Lake Sibinacocha is deep and dark — about 10 miles long and 1.5 miles across. Collecting sediment cores from the bottom of the lake was Konecky’s primary goal during her first visit. But it was easier said than done, starting with the process of getting the team and a boat with a heavy motor up to the site, more than 3,000 feet above and a day’s hard travel from Cusco. The final miles of the trek must be covered on foot with help from horses to carry supplies and equipment.
Once at 16,000 feet, after waiting out an unseasonal snowstorm, the scientists called on assistance from a scuba diving team to help them harvest the cores from the shallower reaches of the lake — another extraordinary event, as diving is almost never done at extreme altitudes.

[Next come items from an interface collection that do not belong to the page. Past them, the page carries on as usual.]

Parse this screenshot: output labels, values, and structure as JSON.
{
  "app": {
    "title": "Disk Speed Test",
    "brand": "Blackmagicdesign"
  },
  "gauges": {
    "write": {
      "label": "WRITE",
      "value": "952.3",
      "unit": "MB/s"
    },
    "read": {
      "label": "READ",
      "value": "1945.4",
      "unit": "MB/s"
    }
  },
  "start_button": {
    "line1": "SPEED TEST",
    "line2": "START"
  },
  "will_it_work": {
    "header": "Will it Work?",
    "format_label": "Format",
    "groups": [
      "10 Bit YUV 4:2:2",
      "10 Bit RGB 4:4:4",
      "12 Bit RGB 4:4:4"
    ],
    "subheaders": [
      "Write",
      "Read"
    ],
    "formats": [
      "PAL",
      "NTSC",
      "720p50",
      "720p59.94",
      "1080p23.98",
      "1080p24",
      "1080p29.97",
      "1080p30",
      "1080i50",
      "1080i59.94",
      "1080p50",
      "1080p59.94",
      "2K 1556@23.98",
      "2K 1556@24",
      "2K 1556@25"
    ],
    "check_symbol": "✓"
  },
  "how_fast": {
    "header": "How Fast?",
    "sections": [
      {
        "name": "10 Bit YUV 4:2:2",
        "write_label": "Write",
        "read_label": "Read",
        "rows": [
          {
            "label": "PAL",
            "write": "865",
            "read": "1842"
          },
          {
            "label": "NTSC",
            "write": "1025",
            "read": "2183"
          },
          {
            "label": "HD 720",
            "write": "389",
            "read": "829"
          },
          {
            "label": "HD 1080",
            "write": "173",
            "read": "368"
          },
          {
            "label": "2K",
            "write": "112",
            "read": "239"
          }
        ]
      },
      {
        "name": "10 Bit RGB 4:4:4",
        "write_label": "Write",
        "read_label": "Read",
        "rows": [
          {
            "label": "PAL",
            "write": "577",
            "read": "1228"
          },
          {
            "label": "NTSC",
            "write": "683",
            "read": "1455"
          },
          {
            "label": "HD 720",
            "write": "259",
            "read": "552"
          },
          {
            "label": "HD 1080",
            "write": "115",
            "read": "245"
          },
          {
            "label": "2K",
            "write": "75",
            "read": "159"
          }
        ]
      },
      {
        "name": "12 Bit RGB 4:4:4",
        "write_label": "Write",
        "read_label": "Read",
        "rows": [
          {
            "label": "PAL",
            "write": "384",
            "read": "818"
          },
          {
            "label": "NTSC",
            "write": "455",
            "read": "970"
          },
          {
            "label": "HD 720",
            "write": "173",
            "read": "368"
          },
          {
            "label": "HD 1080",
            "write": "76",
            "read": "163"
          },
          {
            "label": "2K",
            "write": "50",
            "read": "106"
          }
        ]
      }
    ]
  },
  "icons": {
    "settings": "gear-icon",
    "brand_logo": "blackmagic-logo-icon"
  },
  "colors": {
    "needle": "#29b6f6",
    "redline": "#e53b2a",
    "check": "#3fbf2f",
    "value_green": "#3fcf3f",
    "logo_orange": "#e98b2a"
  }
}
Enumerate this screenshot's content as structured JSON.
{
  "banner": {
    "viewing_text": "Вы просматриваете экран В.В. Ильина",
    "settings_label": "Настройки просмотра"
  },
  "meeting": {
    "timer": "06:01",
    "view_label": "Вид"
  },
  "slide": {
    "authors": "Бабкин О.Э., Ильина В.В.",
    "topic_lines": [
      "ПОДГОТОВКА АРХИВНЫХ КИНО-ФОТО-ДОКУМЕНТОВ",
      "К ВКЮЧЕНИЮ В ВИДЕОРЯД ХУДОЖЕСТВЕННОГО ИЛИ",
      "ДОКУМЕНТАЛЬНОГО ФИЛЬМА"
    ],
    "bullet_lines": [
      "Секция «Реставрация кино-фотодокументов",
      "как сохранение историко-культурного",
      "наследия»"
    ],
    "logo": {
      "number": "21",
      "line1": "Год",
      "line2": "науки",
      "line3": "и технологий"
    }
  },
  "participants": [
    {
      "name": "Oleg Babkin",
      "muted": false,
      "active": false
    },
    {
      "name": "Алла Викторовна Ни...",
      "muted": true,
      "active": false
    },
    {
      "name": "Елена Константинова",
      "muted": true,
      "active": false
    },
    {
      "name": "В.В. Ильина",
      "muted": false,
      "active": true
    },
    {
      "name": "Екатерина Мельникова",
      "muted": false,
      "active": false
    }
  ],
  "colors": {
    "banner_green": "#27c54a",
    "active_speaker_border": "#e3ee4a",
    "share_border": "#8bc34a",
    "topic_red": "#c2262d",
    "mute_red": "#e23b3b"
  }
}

“From the deeper part of the lake, we hope to be able to reconstruct changes in the lake and in the climate and environment over time. From shallower, near-shore parts, we want to potentially reconstruct human presence in the region — particularly with cores taken right next to the archaeological sites.”— bronwen Konecky
For the most part, Konecky considers her recent expeditions successful. She was able to map the bottom of the lake and determine its maximum depth (almost 300 feet). From slices of the sediment cores that she painstakingly separated and labeled in the freezing conditions on the lakeshore, Konecky and partners at Queen’s University in Ontario, Canada, are sifting through and dating the materials that they recovered. Her results will help illuminate how climatic and environmental change served as a backdrop to cultural changes. The contrasts Konecky observes between information from her samples and from the Quelccaya ice cores will help constrain the timing and magnitude of local droughts and precipitation or snowfall relative to broad regional monsoon history and tropical temperature patterns.
Baitzel continues to work with partners in the government agency that oversees archaeological activities in Peru. The samples she collected and registered from Lake Sibinacocha are in safe storage in Lima, waiting to be analyzed after current pandemic conditions abate.
Baitzel is working on a manuscript that includes her initial observations at Lake Sibinacocha, and she is also eager to return to the area to conduct additional field work — targeting other high-altitude sites to the north that connected the remote Sibinacocha valley with more frequently traveled roads between the Inca capital of Cusco and the Amazonian lowlands.
Konecky is also interested in expanding her inquiry to include comparative data from sediment cores that she would like to harvest from other high-altitude lakes in the Andes. But Lake Sibinacocha and its neighboring lakes remain central to her research.
“I’m drawn to this site for a number of reasons, partly for pure climate reconstruction reasons,” Konecky says. “I think it’s an amazing place to be able to learn some fundamental stuff about how the climate system works.
“It’s also a rare opportunity to look at those interactions between people and their environment over such time scales.”